IMF cuts 2019 India growth estimate to 4.8%

The International Monetary Fund (IMF) has lowered growth estimate for India to 4.8 per cent for 2019, the largest reduction in growth projection for India so far, citing stress in the non-bank financial sector and weak rural income growth.

The reduction in IMF’s growth projection for India in its update on the World Economic Outlook comes ahead of the start of the World Economic Forum (WEF) annual summit.
IMF It expects growth in India to be around 5.8 per cent in 2020, which could rise to 6.5 per cent in 2021 with backing of suitable policy support.
Global growth is estimated at 2.9 per cent in 2019 and is projected to increase to 3.3 per cent in 2020 and inch up further to 3.4 per cent in 2021. The update of the WEO forecast represents a 0.1 percentage point reduction in growth rates for 2019 and 2020 and a 0.2 percentage point reduction in 2021 growth projection.
IMF said a more subdued growth forecast for India accounted for the lion’s share of the downward revisions.

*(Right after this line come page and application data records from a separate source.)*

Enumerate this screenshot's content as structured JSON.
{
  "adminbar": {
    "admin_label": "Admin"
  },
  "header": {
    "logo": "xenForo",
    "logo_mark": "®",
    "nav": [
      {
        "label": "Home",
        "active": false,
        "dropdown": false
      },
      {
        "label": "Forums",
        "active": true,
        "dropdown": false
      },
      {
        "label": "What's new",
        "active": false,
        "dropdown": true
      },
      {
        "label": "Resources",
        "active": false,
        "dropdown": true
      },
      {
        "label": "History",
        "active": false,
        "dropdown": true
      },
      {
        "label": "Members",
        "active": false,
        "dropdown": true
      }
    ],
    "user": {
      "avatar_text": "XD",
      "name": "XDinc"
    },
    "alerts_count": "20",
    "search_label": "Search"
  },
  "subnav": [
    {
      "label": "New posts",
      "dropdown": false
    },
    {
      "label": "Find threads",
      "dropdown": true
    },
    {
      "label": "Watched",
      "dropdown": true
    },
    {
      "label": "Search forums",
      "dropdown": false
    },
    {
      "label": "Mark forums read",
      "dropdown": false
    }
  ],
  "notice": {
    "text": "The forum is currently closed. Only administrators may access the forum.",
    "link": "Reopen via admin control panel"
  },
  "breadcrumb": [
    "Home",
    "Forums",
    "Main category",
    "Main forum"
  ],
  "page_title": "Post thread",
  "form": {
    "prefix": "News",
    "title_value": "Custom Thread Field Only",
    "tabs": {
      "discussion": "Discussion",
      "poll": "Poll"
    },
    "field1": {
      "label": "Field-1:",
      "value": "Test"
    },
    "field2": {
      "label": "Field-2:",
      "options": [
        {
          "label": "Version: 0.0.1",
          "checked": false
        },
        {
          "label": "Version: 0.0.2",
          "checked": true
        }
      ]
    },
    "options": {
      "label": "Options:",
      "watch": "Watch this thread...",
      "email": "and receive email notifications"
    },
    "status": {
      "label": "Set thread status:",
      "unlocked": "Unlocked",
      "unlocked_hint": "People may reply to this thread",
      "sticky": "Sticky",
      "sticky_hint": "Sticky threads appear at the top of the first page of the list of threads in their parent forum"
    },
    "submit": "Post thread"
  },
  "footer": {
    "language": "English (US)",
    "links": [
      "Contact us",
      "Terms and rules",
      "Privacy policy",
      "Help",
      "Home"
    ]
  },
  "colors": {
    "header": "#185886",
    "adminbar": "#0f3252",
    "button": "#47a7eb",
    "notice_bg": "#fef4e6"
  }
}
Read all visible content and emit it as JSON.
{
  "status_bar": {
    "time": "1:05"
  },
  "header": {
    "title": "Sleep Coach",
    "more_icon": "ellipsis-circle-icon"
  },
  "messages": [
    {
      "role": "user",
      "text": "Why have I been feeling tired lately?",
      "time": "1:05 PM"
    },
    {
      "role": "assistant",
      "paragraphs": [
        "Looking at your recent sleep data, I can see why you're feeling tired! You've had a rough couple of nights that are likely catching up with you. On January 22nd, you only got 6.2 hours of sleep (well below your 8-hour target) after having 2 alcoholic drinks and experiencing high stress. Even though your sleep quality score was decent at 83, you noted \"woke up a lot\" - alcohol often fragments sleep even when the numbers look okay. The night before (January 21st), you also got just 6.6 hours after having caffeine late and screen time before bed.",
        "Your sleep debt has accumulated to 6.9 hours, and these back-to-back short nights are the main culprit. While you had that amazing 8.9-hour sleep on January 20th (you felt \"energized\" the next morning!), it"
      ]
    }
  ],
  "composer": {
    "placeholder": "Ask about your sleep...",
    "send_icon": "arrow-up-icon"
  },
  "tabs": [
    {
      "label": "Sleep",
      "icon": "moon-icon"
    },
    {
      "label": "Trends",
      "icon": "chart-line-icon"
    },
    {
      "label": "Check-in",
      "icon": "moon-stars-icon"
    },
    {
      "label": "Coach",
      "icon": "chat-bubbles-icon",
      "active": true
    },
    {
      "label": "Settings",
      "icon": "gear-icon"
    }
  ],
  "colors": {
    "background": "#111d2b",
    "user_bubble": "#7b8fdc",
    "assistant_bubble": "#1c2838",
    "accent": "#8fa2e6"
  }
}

The downward revision primarily reflects negative surprises to economic activity in a few emerging market economies, notably India, which led to a reassessment of growth prospects over the next two years. In a few cases, this reassessment also reflects the impact of increased social unrest.
On the positive side, market sentiment has been boosted by tentative signs that manufacturing activity and global trade are bottoming out, a broad-based shift toward accommodative monetary policy, intermittent favorable news on US-China trade negotiations, and diminished fears of a no-deal Brexit, leading to some retreat from the risk-off environment that had set in at the time of the October WEO.
China’s growth has been revised upward by 0.2 per cent to 6 per cent for 2020, reflecting the trade deal with the United States, she added.
India-born IMF Chief Economist Gita Gopinath said growth in India slowed sharply owing to stress in the non-bank financial sector and weak rural income growth.
Gopinath also said the pickup in global growth for 2020 remains highly uncertain as it relies on improved growth outcomes for stressed economies like Argentina, Iran, and Turkey and for underperforming emerging and developing economies such as Brazil, India, and Mexico.
The country’s GDP slowed to a six-year low of 4.5 per cent in the second quarter of FY20, forcing the RBI to slash its growth forecast.
On the positive side, the revised WEO states that market sentiment has been boosted by tentative signs that manufacturing activity and global trade are bottoming out, a broad-based shift toward accommodative monetary policy, intermittent favorable news on US-China trade negotiations, and diminished fears of a no-deal Brexit, leading to some retreat from the risk-off environment that had set in at the time of the October WEO.
However, few signs of turning points are yet visible in global macroeconomic data, it added.